■ Prompt: Your answer should consist of the lines in the listing that hold "this".

■ Task material:
>>>
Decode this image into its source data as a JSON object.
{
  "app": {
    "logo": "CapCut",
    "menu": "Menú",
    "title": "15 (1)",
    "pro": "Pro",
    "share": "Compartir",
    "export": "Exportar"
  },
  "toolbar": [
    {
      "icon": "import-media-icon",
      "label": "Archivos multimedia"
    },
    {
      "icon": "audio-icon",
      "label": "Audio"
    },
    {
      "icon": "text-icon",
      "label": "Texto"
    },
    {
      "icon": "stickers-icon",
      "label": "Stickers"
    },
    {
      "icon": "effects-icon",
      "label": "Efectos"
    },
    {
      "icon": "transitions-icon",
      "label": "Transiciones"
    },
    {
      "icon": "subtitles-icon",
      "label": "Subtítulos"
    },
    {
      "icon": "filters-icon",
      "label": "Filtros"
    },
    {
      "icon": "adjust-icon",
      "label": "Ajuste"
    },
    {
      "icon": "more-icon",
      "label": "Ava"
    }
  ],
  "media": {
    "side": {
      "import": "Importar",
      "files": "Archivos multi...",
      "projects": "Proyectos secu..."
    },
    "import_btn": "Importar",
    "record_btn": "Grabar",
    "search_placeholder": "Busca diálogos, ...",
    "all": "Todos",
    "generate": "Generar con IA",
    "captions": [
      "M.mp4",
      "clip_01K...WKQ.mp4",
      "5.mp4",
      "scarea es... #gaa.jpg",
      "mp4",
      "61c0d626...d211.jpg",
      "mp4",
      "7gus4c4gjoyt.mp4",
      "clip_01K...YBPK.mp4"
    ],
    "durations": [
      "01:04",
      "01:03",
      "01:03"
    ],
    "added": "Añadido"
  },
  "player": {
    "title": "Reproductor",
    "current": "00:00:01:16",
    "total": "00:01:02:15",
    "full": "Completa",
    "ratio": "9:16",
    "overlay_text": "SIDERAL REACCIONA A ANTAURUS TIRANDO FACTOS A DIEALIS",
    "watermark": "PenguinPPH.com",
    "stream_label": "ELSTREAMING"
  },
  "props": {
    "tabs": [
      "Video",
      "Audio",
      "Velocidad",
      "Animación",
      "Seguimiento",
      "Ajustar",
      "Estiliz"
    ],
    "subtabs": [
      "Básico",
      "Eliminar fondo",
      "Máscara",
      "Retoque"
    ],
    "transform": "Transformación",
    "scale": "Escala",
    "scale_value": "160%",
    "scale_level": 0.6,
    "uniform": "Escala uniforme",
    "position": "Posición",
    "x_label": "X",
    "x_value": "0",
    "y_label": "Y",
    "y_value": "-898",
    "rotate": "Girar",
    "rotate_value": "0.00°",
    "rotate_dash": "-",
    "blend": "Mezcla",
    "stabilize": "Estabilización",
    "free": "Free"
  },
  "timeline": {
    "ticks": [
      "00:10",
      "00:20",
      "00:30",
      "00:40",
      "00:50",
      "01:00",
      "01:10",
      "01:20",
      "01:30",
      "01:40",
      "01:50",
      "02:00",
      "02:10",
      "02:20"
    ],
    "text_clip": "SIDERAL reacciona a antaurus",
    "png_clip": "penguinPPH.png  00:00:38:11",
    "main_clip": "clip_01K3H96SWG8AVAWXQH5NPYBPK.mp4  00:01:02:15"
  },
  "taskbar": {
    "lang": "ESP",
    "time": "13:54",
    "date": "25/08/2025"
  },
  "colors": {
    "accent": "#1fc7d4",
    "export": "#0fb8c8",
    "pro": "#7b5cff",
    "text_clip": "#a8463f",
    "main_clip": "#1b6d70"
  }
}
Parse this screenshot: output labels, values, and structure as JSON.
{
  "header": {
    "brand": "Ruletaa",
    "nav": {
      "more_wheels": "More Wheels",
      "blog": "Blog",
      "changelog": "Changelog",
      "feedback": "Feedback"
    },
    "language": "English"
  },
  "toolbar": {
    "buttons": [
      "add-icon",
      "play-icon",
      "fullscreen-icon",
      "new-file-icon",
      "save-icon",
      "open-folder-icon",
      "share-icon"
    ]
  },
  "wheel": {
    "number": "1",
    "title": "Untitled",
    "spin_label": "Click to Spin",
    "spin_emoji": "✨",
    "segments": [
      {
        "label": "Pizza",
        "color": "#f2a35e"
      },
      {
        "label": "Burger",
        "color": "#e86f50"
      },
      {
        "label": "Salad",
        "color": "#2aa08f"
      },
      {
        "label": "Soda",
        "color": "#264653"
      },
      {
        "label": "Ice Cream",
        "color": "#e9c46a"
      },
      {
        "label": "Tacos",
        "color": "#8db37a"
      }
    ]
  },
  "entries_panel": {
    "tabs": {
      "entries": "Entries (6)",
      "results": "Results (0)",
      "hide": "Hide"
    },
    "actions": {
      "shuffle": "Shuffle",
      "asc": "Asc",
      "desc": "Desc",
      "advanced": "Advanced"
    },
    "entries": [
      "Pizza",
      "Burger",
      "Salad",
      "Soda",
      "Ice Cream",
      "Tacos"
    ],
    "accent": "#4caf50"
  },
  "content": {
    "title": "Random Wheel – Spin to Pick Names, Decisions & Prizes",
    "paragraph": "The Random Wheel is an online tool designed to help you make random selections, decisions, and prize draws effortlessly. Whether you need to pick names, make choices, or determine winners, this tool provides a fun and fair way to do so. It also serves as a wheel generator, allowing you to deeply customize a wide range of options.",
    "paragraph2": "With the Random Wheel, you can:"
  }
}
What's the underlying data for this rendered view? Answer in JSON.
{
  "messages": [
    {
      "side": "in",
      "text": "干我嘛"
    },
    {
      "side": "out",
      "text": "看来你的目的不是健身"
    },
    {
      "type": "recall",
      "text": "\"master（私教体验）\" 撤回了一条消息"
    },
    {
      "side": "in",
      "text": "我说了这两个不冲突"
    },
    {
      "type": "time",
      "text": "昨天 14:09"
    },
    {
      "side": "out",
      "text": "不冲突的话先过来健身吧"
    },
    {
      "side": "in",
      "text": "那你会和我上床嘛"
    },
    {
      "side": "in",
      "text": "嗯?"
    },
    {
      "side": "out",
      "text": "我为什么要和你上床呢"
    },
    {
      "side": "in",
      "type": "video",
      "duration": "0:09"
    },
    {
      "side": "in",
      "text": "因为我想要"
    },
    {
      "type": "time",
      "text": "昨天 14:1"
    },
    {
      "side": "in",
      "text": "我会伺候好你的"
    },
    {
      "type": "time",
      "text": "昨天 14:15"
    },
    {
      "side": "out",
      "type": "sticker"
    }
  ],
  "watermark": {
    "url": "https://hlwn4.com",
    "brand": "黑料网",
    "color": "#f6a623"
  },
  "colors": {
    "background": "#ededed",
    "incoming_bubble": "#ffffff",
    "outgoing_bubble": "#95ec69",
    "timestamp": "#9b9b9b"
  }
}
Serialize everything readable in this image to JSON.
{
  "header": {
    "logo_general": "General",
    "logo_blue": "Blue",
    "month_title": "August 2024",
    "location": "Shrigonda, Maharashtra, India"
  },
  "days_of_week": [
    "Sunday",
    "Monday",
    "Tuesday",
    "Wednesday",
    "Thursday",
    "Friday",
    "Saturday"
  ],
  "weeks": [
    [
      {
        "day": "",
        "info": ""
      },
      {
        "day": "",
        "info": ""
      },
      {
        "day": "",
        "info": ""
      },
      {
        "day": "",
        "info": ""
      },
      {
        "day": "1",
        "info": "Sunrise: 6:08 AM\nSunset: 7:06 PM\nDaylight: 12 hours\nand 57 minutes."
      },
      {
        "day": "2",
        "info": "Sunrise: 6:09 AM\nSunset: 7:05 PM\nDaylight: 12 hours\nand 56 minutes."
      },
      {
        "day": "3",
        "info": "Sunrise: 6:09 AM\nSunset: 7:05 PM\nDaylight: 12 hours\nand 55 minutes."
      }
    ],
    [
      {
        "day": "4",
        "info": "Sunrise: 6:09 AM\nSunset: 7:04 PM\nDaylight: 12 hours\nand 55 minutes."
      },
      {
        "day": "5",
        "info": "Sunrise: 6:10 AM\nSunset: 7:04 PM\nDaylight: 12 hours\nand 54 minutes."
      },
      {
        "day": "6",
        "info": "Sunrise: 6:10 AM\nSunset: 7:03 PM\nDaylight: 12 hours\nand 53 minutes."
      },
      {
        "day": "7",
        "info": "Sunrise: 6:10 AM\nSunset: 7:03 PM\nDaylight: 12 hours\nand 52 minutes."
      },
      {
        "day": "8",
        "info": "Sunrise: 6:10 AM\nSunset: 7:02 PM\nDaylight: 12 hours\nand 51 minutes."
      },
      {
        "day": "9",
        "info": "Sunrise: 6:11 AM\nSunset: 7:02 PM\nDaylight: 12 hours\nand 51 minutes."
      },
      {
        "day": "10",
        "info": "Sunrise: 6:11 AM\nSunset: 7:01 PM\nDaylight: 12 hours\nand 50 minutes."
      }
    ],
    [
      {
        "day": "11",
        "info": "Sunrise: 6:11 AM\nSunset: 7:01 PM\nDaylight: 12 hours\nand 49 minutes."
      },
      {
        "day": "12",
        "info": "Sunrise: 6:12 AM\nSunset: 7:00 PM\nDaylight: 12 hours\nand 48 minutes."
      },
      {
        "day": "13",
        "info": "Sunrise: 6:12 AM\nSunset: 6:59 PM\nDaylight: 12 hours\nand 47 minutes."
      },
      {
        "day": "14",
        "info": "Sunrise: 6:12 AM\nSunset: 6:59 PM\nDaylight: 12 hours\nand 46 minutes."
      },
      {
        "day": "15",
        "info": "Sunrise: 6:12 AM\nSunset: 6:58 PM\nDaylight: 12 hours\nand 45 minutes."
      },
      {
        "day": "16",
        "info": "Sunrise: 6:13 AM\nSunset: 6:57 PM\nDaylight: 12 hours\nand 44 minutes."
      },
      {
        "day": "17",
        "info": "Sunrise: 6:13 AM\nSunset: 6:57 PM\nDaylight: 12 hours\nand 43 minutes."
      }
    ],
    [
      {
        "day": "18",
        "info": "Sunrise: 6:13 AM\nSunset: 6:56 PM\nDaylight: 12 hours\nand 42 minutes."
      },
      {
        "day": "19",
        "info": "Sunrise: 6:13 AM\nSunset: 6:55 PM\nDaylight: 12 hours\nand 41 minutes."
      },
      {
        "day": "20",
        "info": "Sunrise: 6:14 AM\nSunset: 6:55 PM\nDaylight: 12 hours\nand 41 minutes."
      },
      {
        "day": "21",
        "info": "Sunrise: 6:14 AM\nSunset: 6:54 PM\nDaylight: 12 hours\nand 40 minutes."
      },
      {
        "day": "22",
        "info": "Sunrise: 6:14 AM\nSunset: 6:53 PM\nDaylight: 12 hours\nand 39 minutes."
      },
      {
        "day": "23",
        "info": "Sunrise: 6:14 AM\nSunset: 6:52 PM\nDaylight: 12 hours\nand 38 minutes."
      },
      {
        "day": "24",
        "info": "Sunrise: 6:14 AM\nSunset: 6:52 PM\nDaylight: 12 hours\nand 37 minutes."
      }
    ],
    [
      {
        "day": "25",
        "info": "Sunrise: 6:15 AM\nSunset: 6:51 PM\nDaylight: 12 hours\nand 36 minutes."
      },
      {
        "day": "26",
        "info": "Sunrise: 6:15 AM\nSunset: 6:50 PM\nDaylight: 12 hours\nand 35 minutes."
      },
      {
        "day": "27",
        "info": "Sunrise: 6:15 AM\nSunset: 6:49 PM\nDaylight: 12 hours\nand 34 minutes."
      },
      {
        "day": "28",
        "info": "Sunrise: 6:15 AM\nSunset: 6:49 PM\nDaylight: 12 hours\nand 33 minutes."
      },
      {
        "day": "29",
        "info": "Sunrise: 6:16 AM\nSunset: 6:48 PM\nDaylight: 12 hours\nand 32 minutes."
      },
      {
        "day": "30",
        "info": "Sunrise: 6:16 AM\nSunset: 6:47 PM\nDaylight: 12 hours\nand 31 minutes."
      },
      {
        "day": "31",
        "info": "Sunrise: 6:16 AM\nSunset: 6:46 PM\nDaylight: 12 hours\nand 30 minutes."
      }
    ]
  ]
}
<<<
■ Task solution:
Decode this image into its source data as a JSON object.
Parse this screenshot: output labels, values, and structure as JSON.
    "paragraph": "The Random Wheel is an online tool designed to help you make random selections, decisions, and prize draws effortlessly. Whether you need to pick names, make choices, or determine winners, this tool provides a fun and fair way to do so. It also serves as a wheel generator, allowing you to deeply customize a wide range of options.",
What's the underlying data for this rendered view? Answer in JSON.
Serialize everything readable in this image to JSON.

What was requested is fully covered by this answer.